- Assigned task -
An exact copy of all the lines below is required, with every image left out.

Web page and app entries
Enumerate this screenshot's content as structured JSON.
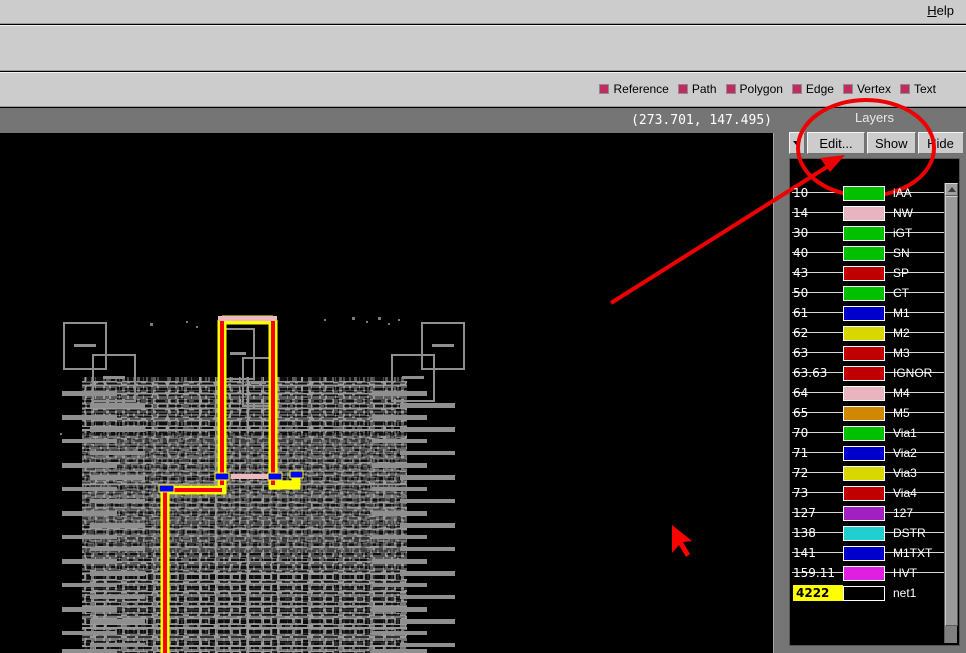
{
  "menubar": {
    "help_label": "Help",
    "help_mnemonic": "H"
  },
  "legend": {
    "items": [
      {
        "label": "Reference",
        "color": "#c42a62",
        "icon": "swatch-icon"
      },
      {
        "label": "Path",
        "color": "#c42a62",
        "icon": "swatch-icon"
      },
      {
        "label": "Polygon",
        "color": "#c42a62",
        "icon": "swatch-icon"
      },
      {
        "label": "Edge",
        "color": "#c42a62",
        "icon": "swatch-icon"
      },
      {
        "label": "Vertex",
        "color": "#c42a62",
        "icon": "swatch-icon"
      },
      {
        "label": "Text",
        "color": "#c42a62",
        "icon": "swatch-icon"
      }
    ]
  },
  "status": {
    "coordinates": "(273.701, 147.495)"
  },
  "layers_panel": {
    "title": "Layers",
    "dropdown_icon": "chevron-down-icon",
    "edit_label": "Edit...",
    "show_label": "Show",
    "hide_label": "Hide",
    "rows": [
      {
        "number": "10",
        "name": "iAA",
        "color": "#00c000",
        "selected": false
      },
      {
        "number": "14",
        "name": "NW",
        "color": "#e8b4c0",
        "selected": false
      },
      {
        "number": "30",
        "name": "iGT",
        "color": "#00c000",
        "selected": false
      },
      {
        "number": "40",
        "name": "SN",
        "color": "#00c000",
        "selected": false
      },
      {
        "number": "43",
        "name": "SP",
        "color": "#c00000",
        "selected": false
      },
      {
        "number": "50",
        "name": "CT",
        "color": "#00c000",
        "selected": false
      },
      {
        "number": "61",
        "name": "M1",
        "color": "#0000cc",
        "selected": false
      },
      {
        "number": "62",
        "name": "M2",
        "color": "#d8d800",
        "selected": false
      },
      {
        "number": "63",
        "name": "M3",
        "color": "#c00000",
        "selected": false
      },
      {
        "number": "63.63",
        "name": "IGNOR",
        "color": "#c00000",
        "selected": false
      },
      {
        "number": "64",
        "name": "M4",
        "color": "#e8b4c0",
        "selected": false
      },
      {
        "number": "65",
        "name": "M5",
        "color": "#d08800",
        "selected": false
      },
      {
        "number": "70",
        "name": "Via1",
        "color": "#00c000",
        "selected": false
      },
      {
        "number": "71",
        "name": "Via2",
        "color": "#0000cc",
        "selected": false
      },
      {
        "number": "72",
        "name": "Via3",
        "color": "#d8d800",
        "selected": false
      },
      {
        "number": "73",
        "name": "Via4",
        "color": "#c00000",
        "selected": false
      },
      {
        "number": "127",
        "name": "127",
        "color": "#a020c0",
        "selected": false
      },
      {
        "number": "138",
        "name": "DSTR",
        "color": "#20d0d0",
        "selected": false
      },
      {
        "number": "141",
        "name": "M1TXT",
        "color": "#0000cc",
        "selected": false
      },
      {
        "number": "159.11",
        "name": "HVT",
        "color": "#e020e0",
        "selected": false
      },
      {
        "number": "4222",
        "name": "net1",
        "color": "#000000",
        "selected": true
      }
    ],
    "scrollbar": {
      "up_icon": "scroll-up-arrow-icon"
    }
  },
  "canvas": {
    "background": "#000000",
    "highlight_net_color": "#ff0000",
    "highlight_outline_color": "#ffff00",
    "via_marker_color": "#0000ff",
    "cursor_icon": "mouse-cursor-arrow-icon",
    "cursor_color": "#ff0000"
  },
  "annotation": {
    "circle_icon": "annotation-ellipse-icon",
    "arrow_icon": "annotation-arrow-icon",
    "color": "#ee0000"
  }
}
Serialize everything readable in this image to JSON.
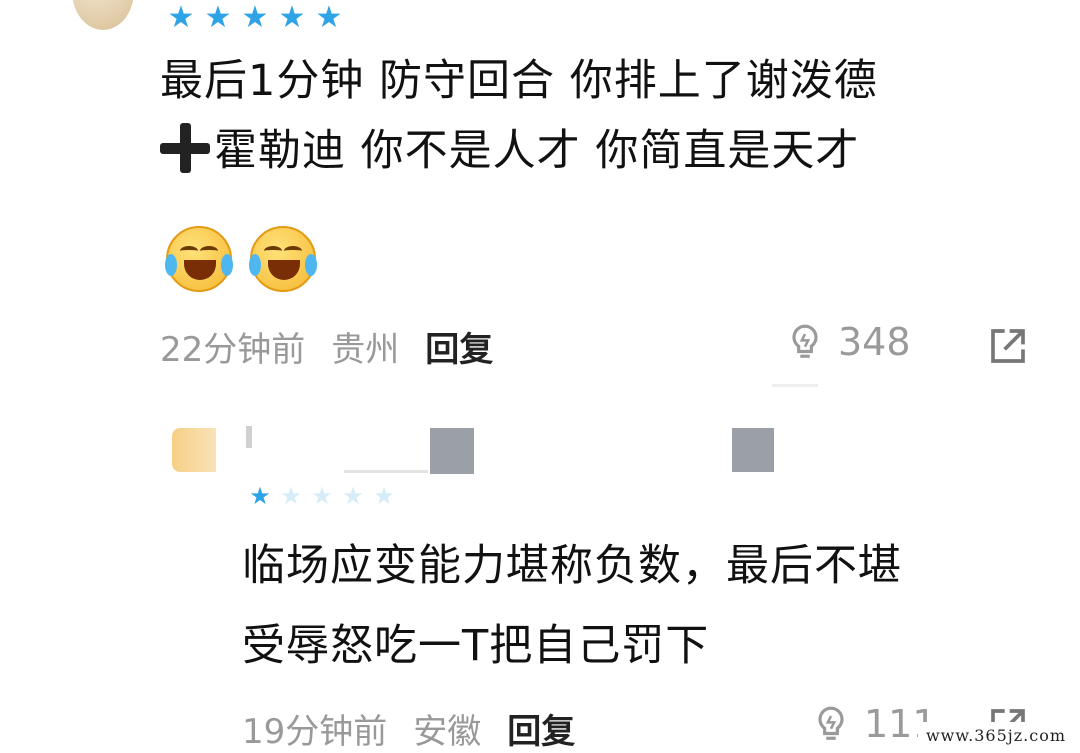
{
  "comments": [
    {
      "rating": 5,
      "text_lines": [
        "最后1分钟 防守回合 你排上了谢泼德",
        "霍勒迪 你不是人才 你简直是天才"
      ],
      "emojis": [
        "laughing-crying-face",
        "laughing-crying-face"
      ],
      "time": "22分钟前",
      "location": "贵州",
      "reply_label": "回复",
      "likes": "348"
    },
    {
      "rating": 1,
      "text_lines": [
        "临场应变能力堪称负数，最后不堪",
        "受辱怒吃一T把自己罚下"
      ],
      "time": "19分钟前",
      "location": "安徽",
      "reply_label": "回复",
      "likes": "111"
    }
  ],
  "watermark": "www.365jz.com",
  "colors": {
    "star": "#2ea4e6",
    "star_off": "#d6ecf7",
    "meta": "#999999"
  }
}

- Response -
Enumerate this screenshot's content as structured JSON.
{
  "menubar": {
    "help_label": "Help",
    "help_mnemonic": "H"
  },
  "legend": {
    "items": [
      {
        "label": "Reference",
        "color": "#c42a62",
        "icon": "swatch-icon"
      },
      {
        "label": "Path",
        "color": "#c42a62",
        "icon": "swatch-icon"
      },
      {
        "label": "Polygon",
        "color": "#c42a62",
        "icon": "swatch-icon"
      },
      {
        "label": "Edge",
        "color": "#c42a62",
        "icon": "swatch-icon"
      },
      {
        "label": "Vertex",
        "color": "#c42a62",
        "icon": "swatch-icon"
      },
      {
        "label": "Text",
        "color": "#c42a62",
        "icon": "swatch-icon"
      }
    ]
  },
  "status": {
    "coordinates": "(273.701, 147.495)"
  },
  "layers_panel": {
    "title": "Layers",
    "dropdown_icon": "chevron-down-icon",
    "edit_label": "Edit...",
    "show_label": "Show",
    "hide_label": "Hide",
    "rows": [
      {
        "number": "10",
        "name": "iAA",
        "color": "#00c000",
        "selected": false
      },
      {
        "number": "14",
        "name": "NW",
        "color": "#e8b4c0",
        "selected": false
      },
      {
        "number": "30",
        "name": "iGT",
        "color": "#00c000",
        "selected": false
      },
      {
        "number": "40",
        "name": "SN",
        "color": "#00c000",
        "selected": false
      },
      {
        "number": "43",
        "name": "SP",
        "color": "#c00000",
        "selected": false
      },
      {
        "number": "50",
        "name": "CT",
        "color": "#00c000",
        "selected": false
      },
      {
        "number": "61",
        "name": "M1",
        "color": "#0000cc",
        "selected": false
      },
      {
        "number": "62",
        "name": "M2",
        "color": "#d8d800",
        "selected": false
      },
      {
        "number": "63",
        "name": "M3",
        "color": "#c00000",
        "selected": false
      },
      {
        "number": "63.63",
        "name": "IGNOR",
        "color": "#c00000",
        "selected": false
      },
      {
        "number": "64",
        "name": "M4",
        "color": "#e8b4c0",
        "selected": false
      },
      {
        "number": "65",
        "name": "M5",
        "color": "#d08800",
        "selected": false
      },
      {
        "number": "70",
        "name": "Via1",
        "color": "#00c000",
        "selected": false
      },
      {
        "number": "71",
        "name": "Via2",
        "color": "#0000cc",
        "selected": false
      },
      {
        "number": "72",
        "name": "Via3",
        "color": "#d8d800",
        "selected": false
      },
      {
        "number": "73",
        "name": "Via4",
        "color": "#c00000",
        "selected": false
      },
      {
        "number": "127",
        "name": "127",
        "color": "#a020c0",
        "selected": false
      },
      {
        "number": "138",
        "name": "DSTR",
        "color": "#20d0d0",
        "selected": false
      },
      {
        "number": "141",
        "name": "M1TXT",
        "color": "#0000cc",
        "selected": false
      },
      {
        "number": "159.11",
        "name": "HVT",
        "color": "#e020e0",
        "selected": false
      },
      {
        "number": "4222",
        "name": "net1",
        "color": "#000000",
        "selected": true
      }
    ],
    "scrollbar": {
      "up_icon": "scroll-up-arrow-icon"
    }
  },
  "canvas": {
    "background": "#000000",
    "highlight_net_color": "#ff0000",
    "highlight_outline_color": "#ffff00",
    "via_marker_color": "#0000ff",
    "cursor_icon": "mouse-cursor-arrow-icon",
    "cursor_color": "#ff0000"
  },
  "annotation": {
    "circle_icon": "annotation-ellipse-icon",
    "arrow_icon": "annotation-arrow-icon",
    "color": "#ee0000"
  }
}
Serialize everything readable in this image to JSON.
{
  "comments": [
    {
      "rating": 5,
      "text_lines": [
        "最后1分钟 防守回合 你排上了谢泼德",
        "霍勒迪 你不是人才 你简直是天才"
      ],
      "emojis": [
        "laughing-crying-face",
        "laughing-crying-face"
      ],
      "time": "22分钟前",
      "location": "贵州",
      "reply_label": "回复",
      "likes": "348"
    },
    {
      "rating": 1,
      "text_lines": [
        "临场应变能力堪称负数，最后不堪",
        "受辱怒吃一T把自己罚下"
      ],
      "time": "19分钟前",
      "location": "安徽",
      "reply_label": "回复",
      "likes": "111"
    }
  ],
  "watermark": "www.365jz.com",
  "colors": {
    "star": "#2ea4e6",
    "star_off": "#d6ecf7",
    "meta": "#999999"
  }
}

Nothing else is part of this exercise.